“On 25th February 1998 I was sixteen years old and on my way to Holland. My mother had already been living in Amsterdam for a year. She came to pick me up from Schiphol and we went home with the snorder (illegal taxi). I had arrived with my sister and we both thought, ‘we’ve ended up in a freezer and everything’s grey.’’
Amsterdam was great, because we were once again reunited as a family. It wasn’t really a choice for me. I went to Amsterdam because all my family members were here. I come from a family with seven kids and we all live in Amsterdam now. My father still lives on Curacao, but yeah, he liked more than his fair share of women, so that’s his own fault.
My initial time in Amsterdam was spent concentrating on surviving the cold weather. On Curacao it’s so much better. There’s no stress there, people aren’t in a rush all the time and they are more sociable. I miss the fresh, clear tap water, the sun, the beaches and even the rainy season.
I miss it all so much and I’ve come to the point where I would really love to go back. But my boyfriend has to want to go, too. He tells me, ‘’If we win the lottery, we’ll go.’’
I love Amsterdam. When I’m in Almere or Haastrecht I want to get back home as soon as possible. Amsterdam means family to me, and I’m at my happiest when we go to the market. The Ganzenhoefmarkt, Albert Cuypmarkt, or the Amsterdamse Poort market; it reminds me of a mini- Curacao. You’re so far from home, but at least you can get a taste of it. You meet so many people at the market, and for a second you can imagine you’re back on Curacao. You don’t even have to speak Dutch, you can speak Papiamentu.
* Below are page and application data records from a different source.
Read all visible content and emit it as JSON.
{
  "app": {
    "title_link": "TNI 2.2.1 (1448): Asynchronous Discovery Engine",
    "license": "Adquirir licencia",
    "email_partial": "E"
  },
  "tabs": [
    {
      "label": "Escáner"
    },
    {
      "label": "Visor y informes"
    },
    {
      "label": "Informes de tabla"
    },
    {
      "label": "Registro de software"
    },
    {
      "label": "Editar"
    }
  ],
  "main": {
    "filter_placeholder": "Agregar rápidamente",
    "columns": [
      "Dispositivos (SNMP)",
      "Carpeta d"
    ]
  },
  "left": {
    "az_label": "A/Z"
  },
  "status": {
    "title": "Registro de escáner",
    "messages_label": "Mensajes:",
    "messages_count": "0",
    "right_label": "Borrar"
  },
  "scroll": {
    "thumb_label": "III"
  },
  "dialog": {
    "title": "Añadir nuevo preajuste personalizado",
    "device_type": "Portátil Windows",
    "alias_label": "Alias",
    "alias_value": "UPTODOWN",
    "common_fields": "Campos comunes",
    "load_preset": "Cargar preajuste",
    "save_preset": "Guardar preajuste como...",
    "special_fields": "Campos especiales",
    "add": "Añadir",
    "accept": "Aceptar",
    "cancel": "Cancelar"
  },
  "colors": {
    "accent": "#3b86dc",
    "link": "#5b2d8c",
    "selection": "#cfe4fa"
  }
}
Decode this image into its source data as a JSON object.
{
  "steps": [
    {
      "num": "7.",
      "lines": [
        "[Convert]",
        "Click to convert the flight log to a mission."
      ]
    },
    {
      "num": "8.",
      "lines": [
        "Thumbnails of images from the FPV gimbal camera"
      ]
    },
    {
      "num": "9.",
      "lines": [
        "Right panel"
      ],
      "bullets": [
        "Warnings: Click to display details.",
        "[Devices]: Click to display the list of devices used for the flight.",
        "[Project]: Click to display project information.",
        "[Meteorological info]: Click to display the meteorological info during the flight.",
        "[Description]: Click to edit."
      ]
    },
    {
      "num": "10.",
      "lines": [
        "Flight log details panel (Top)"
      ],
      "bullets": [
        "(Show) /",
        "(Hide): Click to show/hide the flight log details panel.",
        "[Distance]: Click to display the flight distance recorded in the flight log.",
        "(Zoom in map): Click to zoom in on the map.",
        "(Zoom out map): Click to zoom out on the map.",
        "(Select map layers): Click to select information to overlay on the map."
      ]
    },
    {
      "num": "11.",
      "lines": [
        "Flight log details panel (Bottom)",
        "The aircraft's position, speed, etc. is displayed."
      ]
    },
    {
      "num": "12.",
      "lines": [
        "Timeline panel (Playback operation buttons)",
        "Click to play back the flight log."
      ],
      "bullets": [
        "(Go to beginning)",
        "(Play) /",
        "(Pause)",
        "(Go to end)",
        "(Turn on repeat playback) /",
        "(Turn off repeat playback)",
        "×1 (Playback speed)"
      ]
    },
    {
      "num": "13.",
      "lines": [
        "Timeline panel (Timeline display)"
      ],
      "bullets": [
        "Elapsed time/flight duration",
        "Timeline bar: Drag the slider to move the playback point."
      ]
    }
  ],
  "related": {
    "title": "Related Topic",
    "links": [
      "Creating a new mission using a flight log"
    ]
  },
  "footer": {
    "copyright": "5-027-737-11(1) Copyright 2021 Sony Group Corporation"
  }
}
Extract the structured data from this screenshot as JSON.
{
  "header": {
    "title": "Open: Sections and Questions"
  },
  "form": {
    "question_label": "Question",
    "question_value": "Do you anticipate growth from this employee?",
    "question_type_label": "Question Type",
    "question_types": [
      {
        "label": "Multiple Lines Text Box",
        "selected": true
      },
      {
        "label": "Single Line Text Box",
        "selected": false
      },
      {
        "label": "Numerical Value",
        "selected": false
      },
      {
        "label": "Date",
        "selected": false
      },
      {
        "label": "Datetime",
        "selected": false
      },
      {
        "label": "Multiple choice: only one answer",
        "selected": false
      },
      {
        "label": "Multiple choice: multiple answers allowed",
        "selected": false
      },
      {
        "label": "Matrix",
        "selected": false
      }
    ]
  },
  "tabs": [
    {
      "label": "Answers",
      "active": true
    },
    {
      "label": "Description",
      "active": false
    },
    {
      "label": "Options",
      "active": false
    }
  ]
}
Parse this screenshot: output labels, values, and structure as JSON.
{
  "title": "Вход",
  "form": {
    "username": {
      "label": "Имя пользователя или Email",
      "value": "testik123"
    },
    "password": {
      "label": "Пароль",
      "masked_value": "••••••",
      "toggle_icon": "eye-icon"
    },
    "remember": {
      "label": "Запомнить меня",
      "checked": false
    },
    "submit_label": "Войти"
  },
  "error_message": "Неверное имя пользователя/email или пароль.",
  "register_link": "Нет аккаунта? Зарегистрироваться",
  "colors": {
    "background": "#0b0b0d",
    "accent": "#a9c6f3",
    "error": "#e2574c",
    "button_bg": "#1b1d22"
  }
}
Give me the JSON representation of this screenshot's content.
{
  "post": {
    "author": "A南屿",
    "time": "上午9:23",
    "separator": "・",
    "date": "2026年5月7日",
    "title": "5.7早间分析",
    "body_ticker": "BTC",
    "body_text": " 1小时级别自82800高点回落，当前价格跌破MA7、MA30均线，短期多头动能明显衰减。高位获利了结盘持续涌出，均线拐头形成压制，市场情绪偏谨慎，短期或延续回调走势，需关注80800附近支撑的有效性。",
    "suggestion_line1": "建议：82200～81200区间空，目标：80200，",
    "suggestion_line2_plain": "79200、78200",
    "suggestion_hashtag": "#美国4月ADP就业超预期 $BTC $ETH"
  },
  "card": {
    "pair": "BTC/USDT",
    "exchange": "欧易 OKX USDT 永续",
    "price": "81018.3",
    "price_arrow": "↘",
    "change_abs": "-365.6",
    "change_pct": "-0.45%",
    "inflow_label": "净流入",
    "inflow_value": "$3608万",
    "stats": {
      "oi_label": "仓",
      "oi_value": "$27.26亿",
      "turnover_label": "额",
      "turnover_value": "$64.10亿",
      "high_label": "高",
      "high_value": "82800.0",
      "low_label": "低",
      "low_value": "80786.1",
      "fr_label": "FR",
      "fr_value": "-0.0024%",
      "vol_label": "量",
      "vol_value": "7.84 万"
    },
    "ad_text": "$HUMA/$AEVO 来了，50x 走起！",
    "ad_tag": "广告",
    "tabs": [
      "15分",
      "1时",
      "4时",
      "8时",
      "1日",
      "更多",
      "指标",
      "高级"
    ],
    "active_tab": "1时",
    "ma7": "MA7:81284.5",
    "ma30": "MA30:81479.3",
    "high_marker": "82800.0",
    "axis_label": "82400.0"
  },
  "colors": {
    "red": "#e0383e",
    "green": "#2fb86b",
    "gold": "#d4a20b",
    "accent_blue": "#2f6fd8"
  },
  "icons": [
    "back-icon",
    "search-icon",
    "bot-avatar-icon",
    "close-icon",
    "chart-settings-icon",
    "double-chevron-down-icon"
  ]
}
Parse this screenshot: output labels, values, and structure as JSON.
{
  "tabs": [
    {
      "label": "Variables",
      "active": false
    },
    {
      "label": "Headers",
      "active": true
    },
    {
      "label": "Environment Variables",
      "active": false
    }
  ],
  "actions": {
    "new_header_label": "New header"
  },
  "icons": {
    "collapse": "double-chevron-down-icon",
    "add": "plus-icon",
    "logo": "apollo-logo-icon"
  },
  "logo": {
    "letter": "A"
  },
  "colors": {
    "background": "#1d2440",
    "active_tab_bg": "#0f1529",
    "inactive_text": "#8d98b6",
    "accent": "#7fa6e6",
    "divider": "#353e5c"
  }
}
At the end of 2011 I became very ill and was in hospital for a long period of time. I was chronically ill and thought ‘This is a sign. I have to leave Amsterdam.” It turned out that I had lupus and that I had to take medicine for the rest of my life. My mother rightly said, ‘’It’s better if you stay with us.’’
I’d like to tell Amsterdammers to do what is best for them. Believe in yourself, put yourself on a pedestal. People often forget to put themselves first, but life is too short for that.”